■ **RECORDS FOR THE TASK**
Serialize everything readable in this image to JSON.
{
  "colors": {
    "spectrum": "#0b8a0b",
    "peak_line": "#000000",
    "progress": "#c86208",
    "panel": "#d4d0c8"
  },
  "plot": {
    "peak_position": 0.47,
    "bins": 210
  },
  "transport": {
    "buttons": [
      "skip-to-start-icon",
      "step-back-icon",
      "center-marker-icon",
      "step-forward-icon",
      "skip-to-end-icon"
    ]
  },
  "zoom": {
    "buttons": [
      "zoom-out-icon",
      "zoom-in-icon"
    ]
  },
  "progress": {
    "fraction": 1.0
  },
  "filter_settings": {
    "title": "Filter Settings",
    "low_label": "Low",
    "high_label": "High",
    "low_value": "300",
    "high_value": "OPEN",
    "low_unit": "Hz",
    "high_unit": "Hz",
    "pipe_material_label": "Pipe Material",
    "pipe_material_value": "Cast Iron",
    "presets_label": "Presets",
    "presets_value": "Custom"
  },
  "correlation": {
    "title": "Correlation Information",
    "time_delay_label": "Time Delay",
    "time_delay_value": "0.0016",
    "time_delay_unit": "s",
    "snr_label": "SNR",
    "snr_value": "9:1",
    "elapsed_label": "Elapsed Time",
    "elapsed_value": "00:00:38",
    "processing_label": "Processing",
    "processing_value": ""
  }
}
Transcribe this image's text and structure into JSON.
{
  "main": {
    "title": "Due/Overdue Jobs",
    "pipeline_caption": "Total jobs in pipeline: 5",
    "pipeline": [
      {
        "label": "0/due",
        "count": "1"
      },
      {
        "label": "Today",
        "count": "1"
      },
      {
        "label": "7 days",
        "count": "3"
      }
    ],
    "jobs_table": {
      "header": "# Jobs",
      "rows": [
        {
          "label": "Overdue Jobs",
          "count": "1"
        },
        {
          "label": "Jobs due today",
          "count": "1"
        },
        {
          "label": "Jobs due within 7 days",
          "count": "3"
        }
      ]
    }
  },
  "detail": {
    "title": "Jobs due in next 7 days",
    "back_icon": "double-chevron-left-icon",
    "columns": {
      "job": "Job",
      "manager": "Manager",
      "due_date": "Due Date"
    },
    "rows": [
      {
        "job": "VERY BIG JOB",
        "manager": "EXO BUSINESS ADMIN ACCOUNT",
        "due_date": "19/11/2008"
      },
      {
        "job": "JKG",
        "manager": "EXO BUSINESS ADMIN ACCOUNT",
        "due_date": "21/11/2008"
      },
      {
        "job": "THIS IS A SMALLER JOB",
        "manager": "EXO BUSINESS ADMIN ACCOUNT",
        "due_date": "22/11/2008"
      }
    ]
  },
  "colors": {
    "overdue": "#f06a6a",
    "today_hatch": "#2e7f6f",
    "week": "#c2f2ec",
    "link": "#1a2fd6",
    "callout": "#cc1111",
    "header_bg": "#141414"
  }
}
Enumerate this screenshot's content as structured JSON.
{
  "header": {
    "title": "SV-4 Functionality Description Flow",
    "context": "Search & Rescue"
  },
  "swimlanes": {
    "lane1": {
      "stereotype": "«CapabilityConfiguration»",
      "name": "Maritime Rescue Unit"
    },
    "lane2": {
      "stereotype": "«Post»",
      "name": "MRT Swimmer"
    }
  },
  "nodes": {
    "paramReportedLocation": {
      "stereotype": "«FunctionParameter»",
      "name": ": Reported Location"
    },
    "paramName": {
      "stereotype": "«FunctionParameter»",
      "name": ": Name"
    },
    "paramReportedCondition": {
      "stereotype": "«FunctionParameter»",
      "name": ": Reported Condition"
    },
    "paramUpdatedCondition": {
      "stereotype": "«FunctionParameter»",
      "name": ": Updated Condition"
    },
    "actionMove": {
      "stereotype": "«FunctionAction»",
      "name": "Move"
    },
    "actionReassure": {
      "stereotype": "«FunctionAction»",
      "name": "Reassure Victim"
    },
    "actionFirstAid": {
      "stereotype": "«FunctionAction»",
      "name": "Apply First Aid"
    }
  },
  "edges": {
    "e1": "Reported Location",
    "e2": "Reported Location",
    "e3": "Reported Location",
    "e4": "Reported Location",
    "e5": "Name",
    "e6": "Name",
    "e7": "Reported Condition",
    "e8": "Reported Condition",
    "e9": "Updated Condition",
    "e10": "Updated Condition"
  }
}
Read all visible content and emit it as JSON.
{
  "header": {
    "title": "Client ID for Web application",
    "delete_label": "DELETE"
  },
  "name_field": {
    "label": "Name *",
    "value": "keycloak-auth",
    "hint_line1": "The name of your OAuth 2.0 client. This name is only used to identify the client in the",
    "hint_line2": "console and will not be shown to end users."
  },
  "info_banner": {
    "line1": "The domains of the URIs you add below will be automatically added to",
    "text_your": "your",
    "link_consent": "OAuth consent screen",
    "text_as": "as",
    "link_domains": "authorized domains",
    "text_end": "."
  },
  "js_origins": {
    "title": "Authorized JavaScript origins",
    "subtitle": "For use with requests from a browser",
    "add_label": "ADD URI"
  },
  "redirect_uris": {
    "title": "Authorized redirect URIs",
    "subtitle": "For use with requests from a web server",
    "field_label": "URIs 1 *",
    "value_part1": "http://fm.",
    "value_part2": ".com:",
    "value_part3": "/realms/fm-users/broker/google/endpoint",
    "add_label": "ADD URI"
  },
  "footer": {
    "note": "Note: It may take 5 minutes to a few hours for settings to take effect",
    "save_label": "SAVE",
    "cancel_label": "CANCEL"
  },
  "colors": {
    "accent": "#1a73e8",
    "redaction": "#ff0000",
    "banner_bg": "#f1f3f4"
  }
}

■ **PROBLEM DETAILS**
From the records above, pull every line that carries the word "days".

■ **EXERCISE OUTPUT**
        "label": "7 days",
          "label": "Jobs due within 7 days",
    "title": "Jobs due in next 7 days",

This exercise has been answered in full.